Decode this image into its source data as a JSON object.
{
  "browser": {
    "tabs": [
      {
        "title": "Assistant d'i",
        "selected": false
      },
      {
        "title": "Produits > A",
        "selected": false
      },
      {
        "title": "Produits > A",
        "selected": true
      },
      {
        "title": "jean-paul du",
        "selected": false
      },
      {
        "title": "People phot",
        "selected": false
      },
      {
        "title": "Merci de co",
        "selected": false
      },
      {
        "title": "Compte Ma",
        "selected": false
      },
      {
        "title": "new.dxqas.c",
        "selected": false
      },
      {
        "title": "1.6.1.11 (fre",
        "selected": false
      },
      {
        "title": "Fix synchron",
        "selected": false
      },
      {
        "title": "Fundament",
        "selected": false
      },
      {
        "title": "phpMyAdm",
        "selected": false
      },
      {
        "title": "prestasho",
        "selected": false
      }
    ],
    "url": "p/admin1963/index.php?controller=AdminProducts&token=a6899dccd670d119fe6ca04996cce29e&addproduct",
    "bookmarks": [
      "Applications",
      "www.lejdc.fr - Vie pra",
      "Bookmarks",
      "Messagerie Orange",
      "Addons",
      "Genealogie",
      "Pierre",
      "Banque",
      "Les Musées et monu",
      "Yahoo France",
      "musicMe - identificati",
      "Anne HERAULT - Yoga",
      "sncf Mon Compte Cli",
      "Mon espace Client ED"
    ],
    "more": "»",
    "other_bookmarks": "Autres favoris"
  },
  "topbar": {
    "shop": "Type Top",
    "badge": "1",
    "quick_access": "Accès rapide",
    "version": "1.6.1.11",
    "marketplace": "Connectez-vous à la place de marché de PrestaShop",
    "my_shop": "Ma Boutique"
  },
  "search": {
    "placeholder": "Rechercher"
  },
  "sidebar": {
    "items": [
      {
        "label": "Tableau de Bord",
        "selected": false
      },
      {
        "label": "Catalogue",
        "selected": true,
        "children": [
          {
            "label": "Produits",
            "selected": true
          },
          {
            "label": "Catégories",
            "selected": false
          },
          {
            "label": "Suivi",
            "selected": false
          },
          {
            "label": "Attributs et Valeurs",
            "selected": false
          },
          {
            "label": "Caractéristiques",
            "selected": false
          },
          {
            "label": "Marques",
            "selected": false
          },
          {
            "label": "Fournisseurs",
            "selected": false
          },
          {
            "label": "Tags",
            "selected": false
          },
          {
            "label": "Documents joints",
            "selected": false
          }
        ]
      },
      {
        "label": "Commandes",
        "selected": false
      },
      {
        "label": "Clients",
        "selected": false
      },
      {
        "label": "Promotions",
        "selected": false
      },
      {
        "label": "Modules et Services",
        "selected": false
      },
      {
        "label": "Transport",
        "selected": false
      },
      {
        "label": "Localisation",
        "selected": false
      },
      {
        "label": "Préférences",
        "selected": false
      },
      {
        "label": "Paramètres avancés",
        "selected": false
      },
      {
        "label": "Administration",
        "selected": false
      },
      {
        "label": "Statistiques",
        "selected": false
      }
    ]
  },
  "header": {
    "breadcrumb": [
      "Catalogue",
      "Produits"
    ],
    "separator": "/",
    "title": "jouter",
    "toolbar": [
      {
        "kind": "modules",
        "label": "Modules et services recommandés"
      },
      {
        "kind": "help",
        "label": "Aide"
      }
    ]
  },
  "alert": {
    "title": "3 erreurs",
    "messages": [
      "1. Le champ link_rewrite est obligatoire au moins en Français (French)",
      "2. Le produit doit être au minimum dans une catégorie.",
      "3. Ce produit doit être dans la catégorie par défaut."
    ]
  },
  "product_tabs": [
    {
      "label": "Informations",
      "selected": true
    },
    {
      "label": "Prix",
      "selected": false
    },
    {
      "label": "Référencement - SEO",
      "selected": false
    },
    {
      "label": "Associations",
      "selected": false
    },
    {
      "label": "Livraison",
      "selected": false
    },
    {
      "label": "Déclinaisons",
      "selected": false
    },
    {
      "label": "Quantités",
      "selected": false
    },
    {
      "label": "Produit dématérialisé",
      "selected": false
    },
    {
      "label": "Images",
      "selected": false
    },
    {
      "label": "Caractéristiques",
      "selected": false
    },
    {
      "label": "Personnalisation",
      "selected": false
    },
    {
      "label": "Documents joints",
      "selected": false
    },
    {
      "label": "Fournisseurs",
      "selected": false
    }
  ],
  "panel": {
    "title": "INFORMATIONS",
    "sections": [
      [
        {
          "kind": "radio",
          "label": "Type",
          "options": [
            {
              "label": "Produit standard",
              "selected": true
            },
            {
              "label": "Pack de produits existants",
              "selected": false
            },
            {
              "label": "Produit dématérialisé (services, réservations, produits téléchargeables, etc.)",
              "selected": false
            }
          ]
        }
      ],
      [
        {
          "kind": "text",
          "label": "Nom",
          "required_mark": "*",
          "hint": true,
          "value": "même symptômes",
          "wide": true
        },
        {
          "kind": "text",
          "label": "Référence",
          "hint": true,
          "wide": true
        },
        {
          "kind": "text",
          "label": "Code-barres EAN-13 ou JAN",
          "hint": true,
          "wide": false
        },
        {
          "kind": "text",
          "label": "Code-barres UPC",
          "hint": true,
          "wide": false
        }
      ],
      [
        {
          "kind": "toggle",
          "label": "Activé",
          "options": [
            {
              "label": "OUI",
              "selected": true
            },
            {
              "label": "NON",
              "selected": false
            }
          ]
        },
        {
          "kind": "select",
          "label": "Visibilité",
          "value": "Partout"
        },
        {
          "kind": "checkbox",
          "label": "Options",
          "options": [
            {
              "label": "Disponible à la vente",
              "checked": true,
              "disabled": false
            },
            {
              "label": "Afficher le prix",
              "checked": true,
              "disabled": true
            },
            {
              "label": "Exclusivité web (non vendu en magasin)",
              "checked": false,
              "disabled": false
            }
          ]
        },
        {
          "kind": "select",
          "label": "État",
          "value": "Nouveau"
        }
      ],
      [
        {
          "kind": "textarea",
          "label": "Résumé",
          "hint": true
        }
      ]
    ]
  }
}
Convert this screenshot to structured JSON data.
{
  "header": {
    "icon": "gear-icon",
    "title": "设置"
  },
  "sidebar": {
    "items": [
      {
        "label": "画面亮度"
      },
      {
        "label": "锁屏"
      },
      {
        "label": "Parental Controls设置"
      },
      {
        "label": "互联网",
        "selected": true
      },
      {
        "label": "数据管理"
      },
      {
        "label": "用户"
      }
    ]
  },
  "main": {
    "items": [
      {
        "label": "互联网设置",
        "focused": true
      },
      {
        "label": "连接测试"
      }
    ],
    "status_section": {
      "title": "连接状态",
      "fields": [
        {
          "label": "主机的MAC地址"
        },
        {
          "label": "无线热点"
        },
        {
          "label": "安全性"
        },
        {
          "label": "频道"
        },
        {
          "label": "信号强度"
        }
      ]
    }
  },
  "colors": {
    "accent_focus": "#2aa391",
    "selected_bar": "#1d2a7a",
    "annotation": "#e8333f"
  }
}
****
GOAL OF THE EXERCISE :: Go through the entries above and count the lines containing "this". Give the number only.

TASK SOLUTION :: 2